The business side of the parable is quite appropriate. How we manage our money is an apt sign of how we manage our lives. The priorities we have with the use of financial resources suggest the core beliefs and values that guide our lives. For many of us, the greatest test we face in life is how use our financial resources.
Third, a human life is a journey with an end. Life is temporary, brief, and transient.
told a parable that relates to this metaphor.
16 "The land of a rich man produced abundantly. 17 And he thought to himself, 'What should I do, for I have no place to store my crops?' 18 Then he said, 'I will do this: I will pull down my barns and build larger ones, and there I will store all my grain and my goods. 19 And I will say to my soul, Soul, you have ample goods laid up for many years; relax, eat, drink, be merry.' 20 But God said to him, 'You fool! This very night your life is being demanded of you. And the things you have prepared, whose will they be?' 21 So it is with those who store up treasures for themselves but are not rich toward God."

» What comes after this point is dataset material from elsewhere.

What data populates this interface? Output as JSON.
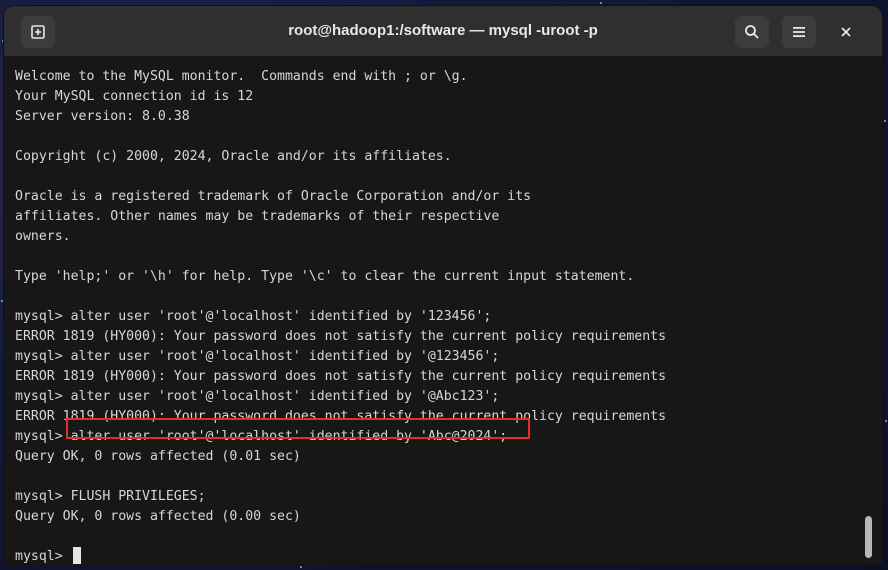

Among the most important decisions any of us will make is how attached we become to this world. When we realize how brief the journey is, we can treat this life with the seriousness it deserves, realizing that the only home this body will have is here. God loves this world. To live with God in this world is to love this world with the same love that God has for this world. We will not receive another chance. Yet, we also realize that we need to hold this world somewhat lightly in our minds and hearts. Realizing the temporary nature of human life helps us not to cling to this life.
The fullness of the meaning of our lives is beyond this world. The full significance of our lives will unfold long after we die. This is what religion calls eternity. In that sense, our eternal home is beyond the home we have on this earth. This awareness opens us to freedom, creativity, and risk. This world can become a prison or trap, as we bind ourselves to the wealth, power, fame, and prestige that it values. We can become a prisoner to the opinions and evaluations of the culture in which we live.
If we journey without direction, we have wasted time and energy. A vision of eternity helps us to place our culture in perspective. We practice the capacity we have to reflect upon ourselves, as well as the family system, community, and culture that shaped us. We do not know the nature of that eternal home. What we do know is that if we become too attached to this world, we will adopt the values of this world. We will want to receive the fame, power, wealth and status that this world offers. Such dedication will often lead us down a path that we eventually discover is self-destructive. We discover that, no matter what we achieve, we never achieve enough. No matter how many people love us, it is never enough. We have longing, desire, and hope that no degree of fulfillment in this world will satisfy. Satisfaction with what we do, think, and feel here does not satisfy us because human life is oriented beyond this life. In fact, this is why people will sacrifice this life. Some of our fellow citizens will rush into burning buildings, move toward criminals, and fight as soldiers for the freedoms we enjoy, because they value something more than longevity on this earth.
Frankly, it takes faith, hope, and love to live on earth. Such qualities open us to a possible future. Without such qualities, we close ourselves from imagining a possible future, and simply collapse into the present. Moving forward in life with anticipation opens us to undiscovered potential in ourselves, in others, in the community, in the nation, and in the world. The stories we tell with our lives continue well beyond death.